A class action lawsuit has been filed in U.S. District Court for the District of Minnesota on behalf of those who purchased or acquired St. Jude Medical Inc securities between December 15, 2010 and April 4, 2012. The class action alleges the company failed to disclose the full range of problems regarding the recalled, defective, Riata and Riata ST defibrillator leads, which have been linked to short circuiting and protruding wires.

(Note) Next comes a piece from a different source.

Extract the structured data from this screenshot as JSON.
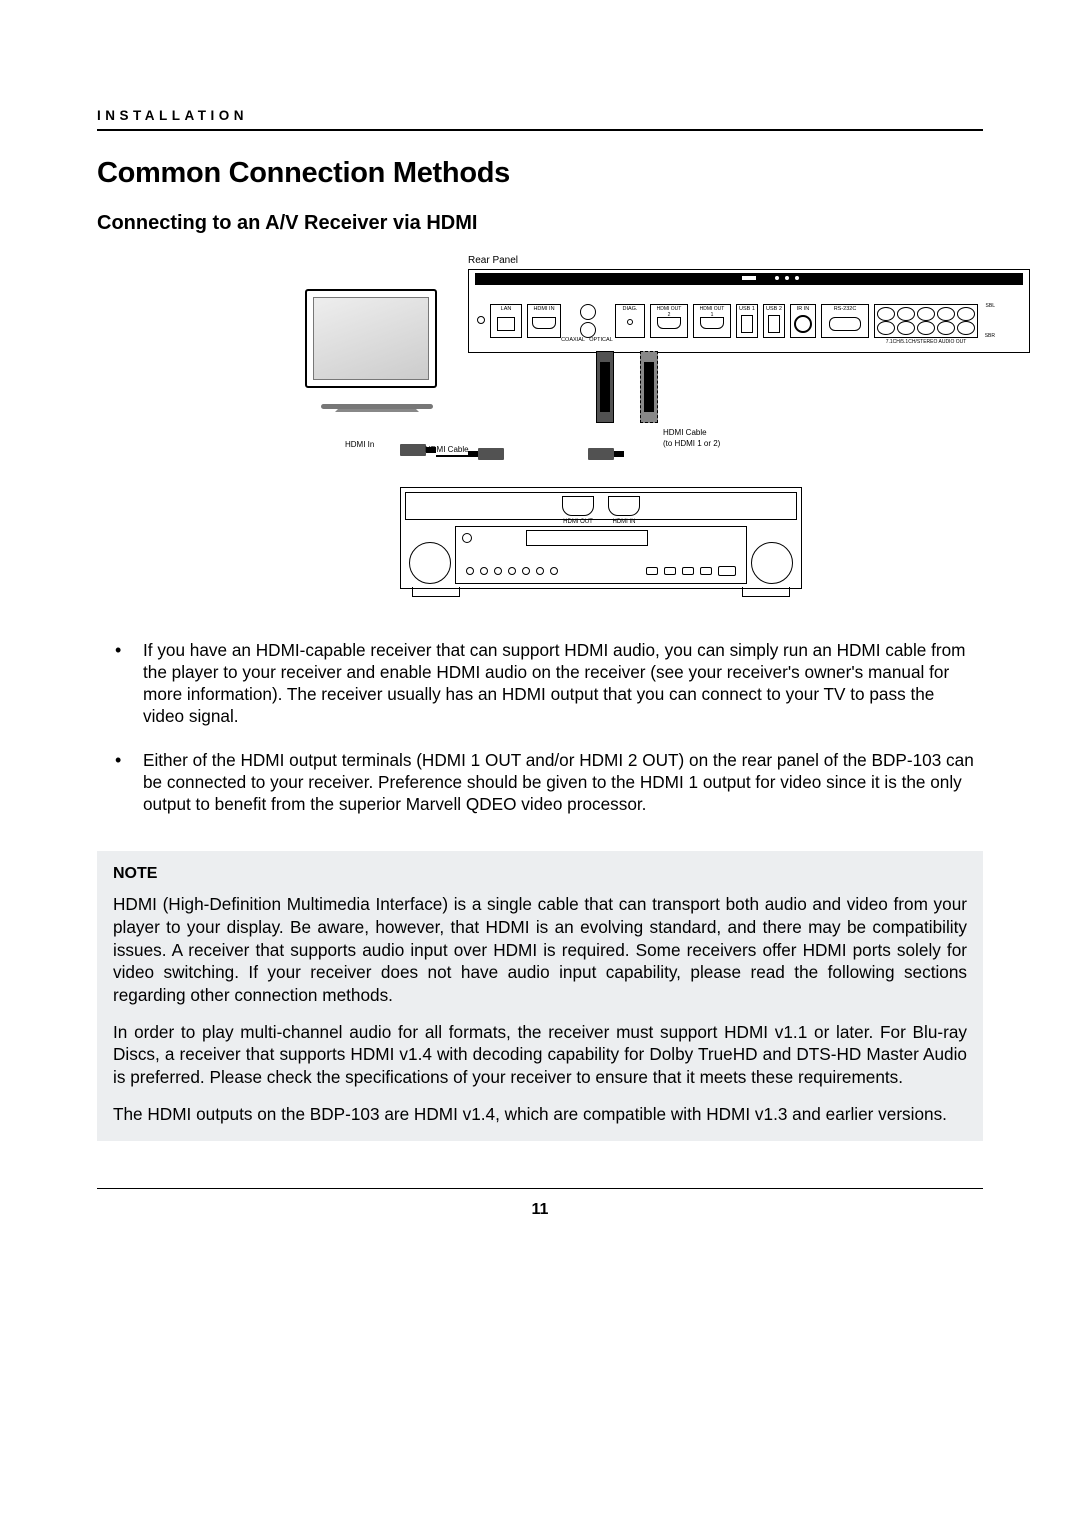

According to the lawsuit, the defendants “failed to disclose that the Riata and Riata ST were also associated with short circuits unrelated to the protruding wires. Although less frequent than the protrusions, the short circuits were much more dangerous. Second, defendants failed to disclose that two other leads sold by the company, the QuickSite and QuickFlex Left -Ventricular leads, suffered from the same protruding wires that plagued the Riata and Riata ST.”
The lawsuit also says, “Subsequently, on March 27, 2012, The New York Times disclosed the results of an analysis performed by an independent researcher, Dr. Robert Hauser, which indicated that the Riata and Riata ST caused short circuits. Defendants vehemently challenged these findings, thus maintaining the artificial inflation in St. Jude’s stock.”
“On April 4, 2012, defendants finally disclosed that the QuickSite and QuickFlex Left-Ventricular leads also suffered from the same protruding wire defect as the Riata and Riata ST. Sales of the QuickSite and QuickFlex Left-Ventricular leads were discontinued.
“As a result of these disclosures, the closing price of St. Jude’s stock dropped from $43.80 to $38.91 over three trading days, a decline of over 11%. This decrease was a result of the artificial inflation caused by defendants’ misleading statements coming out of the price.”
The class action lawsuit seeks damages on behalf of all class members.